Member
Oct 25, 2017
7,118
There's games from 2016 I haven't bought because I don't have the time - and I was super looking forward to their releases. It's basically RNG at this point.
 

vastag

Member
Oct 26, 2017
406
My main problem is also that I don't have enough time to play games all the games that I would like to. I have a terrible backlog, filled with excellent games. And those games are competing with movies, books, series, music and comics also. There is simply no way to sustain so many developers.
 

sredgrin

Member
Oct 27, 2017
4,427

This looks kind of cool, like an updated PS2 era action adventure game (with obvious Zelda inspiration).
 

BlueOdin

Member
Oct 26, 2017
2,281
I want to use this and ask if others have also started skipping wishlisting games even if they have an interest in a game. It's nothing against the games but I started to limit my gaming related digital clutter and having this huge list of games want to get to just adds to that when I can't even keep up with the games I already have.
 

Launchpad

Member
Oct 26, 2017
1,205
Today's lunchtime viewing, a video essay on the legacy of the haunted house in video games. Mild spoilers for Control and an itch.io game called ANATOMY which looks pretty cool.
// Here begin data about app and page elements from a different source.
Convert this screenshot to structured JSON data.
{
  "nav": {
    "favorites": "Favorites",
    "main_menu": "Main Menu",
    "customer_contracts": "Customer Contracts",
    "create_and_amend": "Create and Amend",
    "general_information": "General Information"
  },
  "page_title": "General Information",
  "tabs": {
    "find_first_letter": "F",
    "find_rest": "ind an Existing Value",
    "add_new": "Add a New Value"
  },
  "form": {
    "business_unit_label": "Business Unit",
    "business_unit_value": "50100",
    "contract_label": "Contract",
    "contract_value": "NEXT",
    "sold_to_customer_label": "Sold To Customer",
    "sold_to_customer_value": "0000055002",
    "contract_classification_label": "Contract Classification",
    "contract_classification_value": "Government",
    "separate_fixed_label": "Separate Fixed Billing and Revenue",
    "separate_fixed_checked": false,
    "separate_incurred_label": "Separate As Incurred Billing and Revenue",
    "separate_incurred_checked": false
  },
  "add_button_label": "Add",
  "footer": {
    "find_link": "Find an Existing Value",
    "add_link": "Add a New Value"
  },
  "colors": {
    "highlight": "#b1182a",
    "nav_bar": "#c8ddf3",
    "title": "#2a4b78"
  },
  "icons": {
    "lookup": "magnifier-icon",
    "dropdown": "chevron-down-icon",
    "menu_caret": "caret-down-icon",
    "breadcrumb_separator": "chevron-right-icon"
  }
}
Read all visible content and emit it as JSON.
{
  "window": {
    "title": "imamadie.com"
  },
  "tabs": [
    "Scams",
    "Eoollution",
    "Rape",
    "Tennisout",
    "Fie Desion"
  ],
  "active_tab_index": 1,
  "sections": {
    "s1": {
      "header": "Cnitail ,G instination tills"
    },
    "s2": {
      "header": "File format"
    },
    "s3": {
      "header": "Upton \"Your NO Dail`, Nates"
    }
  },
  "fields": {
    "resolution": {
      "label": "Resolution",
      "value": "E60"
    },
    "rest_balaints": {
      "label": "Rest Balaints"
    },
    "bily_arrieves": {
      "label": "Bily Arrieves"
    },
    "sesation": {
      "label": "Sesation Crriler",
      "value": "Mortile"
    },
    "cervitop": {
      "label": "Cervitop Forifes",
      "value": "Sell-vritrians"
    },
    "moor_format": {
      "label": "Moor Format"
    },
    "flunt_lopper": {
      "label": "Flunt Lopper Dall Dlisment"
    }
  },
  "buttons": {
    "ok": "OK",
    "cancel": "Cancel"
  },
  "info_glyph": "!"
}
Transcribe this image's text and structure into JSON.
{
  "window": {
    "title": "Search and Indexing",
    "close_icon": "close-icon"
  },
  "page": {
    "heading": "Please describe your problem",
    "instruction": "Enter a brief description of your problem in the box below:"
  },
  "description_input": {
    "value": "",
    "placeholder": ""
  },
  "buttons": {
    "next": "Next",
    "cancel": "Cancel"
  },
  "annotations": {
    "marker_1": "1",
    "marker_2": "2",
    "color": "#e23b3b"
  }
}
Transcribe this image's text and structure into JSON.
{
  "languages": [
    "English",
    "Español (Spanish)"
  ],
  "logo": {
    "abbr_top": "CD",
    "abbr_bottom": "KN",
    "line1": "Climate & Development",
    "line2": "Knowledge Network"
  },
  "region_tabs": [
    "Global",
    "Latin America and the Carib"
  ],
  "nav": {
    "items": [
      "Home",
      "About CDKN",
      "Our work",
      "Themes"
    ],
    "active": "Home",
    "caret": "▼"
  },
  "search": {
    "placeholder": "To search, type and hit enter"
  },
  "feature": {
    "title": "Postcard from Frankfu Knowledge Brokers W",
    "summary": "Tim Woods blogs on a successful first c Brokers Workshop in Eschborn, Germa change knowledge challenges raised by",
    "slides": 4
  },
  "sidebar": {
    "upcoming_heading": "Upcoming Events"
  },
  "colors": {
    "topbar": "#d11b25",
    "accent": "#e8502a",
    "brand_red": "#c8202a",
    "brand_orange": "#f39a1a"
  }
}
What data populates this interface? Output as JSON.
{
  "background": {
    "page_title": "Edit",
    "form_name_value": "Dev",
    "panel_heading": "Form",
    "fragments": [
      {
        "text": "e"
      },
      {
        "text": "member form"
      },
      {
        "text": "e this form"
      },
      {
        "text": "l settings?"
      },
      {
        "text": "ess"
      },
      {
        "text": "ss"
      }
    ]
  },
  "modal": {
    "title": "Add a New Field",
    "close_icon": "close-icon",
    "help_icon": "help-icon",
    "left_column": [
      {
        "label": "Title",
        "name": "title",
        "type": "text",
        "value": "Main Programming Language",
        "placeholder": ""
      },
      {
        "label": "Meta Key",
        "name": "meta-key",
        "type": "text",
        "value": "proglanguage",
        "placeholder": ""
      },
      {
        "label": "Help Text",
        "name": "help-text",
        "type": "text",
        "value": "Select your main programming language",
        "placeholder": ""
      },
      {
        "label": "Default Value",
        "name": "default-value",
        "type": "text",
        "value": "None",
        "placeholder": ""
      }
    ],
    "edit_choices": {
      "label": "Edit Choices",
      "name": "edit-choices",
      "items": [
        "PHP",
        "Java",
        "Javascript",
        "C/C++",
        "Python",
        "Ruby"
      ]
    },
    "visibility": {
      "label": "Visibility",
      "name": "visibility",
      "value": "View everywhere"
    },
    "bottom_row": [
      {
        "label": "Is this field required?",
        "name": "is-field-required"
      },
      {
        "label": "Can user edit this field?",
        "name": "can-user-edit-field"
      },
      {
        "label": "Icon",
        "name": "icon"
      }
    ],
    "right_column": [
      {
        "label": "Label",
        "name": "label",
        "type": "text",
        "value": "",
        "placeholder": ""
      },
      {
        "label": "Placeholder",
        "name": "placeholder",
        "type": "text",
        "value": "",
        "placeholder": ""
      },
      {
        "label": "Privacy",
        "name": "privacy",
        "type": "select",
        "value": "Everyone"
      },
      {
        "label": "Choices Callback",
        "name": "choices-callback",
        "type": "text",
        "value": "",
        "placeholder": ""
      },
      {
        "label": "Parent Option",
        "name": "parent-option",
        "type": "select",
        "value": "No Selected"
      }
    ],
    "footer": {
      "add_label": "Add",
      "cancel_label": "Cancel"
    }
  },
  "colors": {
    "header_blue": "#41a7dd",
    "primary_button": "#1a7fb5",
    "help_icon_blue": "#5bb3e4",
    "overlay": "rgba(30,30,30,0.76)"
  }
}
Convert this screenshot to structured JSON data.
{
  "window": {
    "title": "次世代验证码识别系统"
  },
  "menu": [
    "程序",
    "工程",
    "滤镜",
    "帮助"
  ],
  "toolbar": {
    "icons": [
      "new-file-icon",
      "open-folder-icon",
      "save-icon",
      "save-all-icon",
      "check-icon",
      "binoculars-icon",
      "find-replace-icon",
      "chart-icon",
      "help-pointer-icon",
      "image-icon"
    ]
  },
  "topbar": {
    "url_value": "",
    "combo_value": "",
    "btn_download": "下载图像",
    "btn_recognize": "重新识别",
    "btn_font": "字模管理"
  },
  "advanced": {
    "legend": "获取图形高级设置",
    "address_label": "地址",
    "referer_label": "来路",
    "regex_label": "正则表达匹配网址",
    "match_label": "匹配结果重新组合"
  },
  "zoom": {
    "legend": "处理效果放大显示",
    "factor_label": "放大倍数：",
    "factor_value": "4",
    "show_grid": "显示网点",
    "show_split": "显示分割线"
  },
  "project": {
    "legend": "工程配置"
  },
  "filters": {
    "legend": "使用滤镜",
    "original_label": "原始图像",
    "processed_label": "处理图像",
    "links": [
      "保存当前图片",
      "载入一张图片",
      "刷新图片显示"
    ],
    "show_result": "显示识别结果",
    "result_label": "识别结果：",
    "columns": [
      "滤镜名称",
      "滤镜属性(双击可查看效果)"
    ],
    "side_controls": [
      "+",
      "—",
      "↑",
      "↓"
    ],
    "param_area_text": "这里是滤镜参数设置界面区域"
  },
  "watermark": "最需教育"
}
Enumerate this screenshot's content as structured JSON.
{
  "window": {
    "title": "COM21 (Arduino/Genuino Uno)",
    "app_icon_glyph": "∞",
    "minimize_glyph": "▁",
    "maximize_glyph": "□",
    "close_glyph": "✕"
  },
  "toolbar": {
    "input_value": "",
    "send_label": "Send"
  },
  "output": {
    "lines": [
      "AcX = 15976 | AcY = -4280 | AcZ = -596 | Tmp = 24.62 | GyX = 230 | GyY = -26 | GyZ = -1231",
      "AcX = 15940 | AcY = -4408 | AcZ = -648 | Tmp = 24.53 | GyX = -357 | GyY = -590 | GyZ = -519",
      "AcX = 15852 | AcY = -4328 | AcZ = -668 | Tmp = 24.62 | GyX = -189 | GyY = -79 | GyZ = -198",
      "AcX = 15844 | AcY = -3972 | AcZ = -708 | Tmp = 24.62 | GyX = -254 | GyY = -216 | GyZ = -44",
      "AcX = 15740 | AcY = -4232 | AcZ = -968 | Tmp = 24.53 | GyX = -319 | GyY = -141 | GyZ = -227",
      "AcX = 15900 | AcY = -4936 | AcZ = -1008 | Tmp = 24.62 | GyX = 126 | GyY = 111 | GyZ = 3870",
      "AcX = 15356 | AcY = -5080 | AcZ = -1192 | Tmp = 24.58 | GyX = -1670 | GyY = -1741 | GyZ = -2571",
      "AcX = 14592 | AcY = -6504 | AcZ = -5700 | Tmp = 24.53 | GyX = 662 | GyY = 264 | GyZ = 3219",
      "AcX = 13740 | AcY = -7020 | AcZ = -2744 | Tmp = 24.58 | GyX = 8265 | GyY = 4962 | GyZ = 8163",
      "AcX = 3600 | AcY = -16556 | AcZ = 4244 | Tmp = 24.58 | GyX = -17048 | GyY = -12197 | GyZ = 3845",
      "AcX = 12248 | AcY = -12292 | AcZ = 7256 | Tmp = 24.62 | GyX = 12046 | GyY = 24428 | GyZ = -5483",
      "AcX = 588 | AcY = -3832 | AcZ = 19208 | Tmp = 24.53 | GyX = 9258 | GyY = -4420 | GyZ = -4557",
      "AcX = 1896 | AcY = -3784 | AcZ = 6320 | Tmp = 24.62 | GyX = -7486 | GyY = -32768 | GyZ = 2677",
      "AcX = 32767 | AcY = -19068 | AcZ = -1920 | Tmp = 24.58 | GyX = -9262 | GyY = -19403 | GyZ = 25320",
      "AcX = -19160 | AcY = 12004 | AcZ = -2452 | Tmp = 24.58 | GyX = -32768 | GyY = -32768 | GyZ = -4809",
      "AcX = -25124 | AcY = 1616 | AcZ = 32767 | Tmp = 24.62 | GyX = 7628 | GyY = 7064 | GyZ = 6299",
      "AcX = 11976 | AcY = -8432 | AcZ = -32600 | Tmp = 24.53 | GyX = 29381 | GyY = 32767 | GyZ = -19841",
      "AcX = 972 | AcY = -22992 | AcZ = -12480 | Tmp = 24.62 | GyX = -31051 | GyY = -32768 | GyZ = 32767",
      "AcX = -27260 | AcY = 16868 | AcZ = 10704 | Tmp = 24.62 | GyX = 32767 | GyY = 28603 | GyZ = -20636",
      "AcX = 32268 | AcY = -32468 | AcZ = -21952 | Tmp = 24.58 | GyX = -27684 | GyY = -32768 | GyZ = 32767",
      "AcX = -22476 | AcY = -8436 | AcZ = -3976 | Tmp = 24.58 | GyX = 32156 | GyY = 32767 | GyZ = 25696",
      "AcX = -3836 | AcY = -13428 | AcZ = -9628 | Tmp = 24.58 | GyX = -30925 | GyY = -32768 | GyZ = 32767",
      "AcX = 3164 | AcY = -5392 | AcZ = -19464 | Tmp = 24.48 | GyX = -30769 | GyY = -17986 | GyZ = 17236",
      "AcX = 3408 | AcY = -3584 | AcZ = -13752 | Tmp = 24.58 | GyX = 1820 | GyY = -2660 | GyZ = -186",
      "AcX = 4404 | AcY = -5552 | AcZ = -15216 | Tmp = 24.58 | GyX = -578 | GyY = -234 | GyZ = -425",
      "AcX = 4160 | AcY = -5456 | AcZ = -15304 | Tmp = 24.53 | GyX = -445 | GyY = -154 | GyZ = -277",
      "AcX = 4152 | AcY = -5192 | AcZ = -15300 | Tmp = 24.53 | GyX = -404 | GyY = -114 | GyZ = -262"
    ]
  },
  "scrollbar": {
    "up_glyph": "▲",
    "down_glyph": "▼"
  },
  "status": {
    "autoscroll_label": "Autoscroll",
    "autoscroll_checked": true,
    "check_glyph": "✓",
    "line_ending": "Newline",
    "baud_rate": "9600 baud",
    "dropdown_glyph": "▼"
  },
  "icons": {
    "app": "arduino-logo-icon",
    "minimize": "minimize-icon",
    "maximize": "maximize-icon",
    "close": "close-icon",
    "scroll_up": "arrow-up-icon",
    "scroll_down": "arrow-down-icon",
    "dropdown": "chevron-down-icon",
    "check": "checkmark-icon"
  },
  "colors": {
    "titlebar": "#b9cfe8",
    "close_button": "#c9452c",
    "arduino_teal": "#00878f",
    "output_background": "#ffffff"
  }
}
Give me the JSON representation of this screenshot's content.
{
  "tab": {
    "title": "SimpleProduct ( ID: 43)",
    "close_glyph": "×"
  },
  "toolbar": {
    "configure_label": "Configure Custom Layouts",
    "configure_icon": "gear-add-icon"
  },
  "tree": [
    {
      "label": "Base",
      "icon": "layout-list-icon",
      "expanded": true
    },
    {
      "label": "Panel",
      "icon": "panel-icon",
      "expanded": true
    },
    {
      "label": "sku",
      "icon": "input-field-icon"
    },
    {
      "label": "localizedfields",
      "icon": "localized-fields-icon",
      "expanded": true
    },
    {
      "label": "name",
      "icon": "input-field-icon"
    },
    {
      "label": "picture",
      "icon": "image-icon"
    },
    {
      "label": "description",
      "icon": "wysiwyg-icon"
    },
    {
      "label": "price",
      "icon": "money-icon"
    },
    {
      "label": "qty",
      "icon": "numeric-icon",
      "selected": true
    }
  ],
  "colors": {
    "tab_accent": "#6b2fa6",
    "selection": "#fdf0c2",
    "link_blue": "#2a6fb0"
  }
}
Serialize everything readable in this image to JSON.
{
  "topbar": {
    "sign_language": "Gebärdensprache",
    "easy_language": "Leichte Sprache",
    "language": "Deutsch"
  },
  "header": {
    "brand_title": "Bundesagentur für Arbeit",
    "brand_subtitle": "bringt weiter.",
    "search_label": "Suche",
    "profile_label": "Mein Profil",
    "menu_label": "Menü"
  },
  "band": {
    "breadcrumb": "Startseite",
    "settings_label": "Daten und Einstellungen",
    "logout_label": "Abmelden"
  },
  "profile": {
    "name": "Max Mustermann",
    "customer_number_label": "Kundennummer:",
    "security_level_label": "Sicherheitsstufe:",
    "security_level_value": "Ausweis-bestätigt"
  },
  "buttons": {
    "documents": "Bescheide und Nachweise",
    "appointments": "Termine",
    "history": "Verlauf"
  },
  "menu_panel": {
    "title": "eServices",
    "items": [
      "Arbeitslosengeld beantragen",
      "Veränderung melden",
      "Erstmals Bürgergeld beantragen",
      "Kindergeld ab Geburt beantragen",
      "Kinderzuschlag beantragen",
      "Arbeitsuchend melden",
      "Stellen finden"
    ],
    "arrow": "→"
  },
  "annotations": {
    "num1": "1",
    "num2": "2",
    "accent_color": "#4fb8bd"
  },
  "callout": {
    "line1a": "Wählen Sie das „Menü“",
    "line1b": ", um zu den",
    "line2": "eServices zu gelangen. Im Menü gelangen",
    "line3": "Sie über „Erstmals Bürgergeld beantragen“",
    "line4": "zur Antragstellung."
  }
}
Incidentally, House of Leaves is incredible. Also mild spoilers for that.
You should make a post with all of these collated in it. I keep forgetting to watch them >.<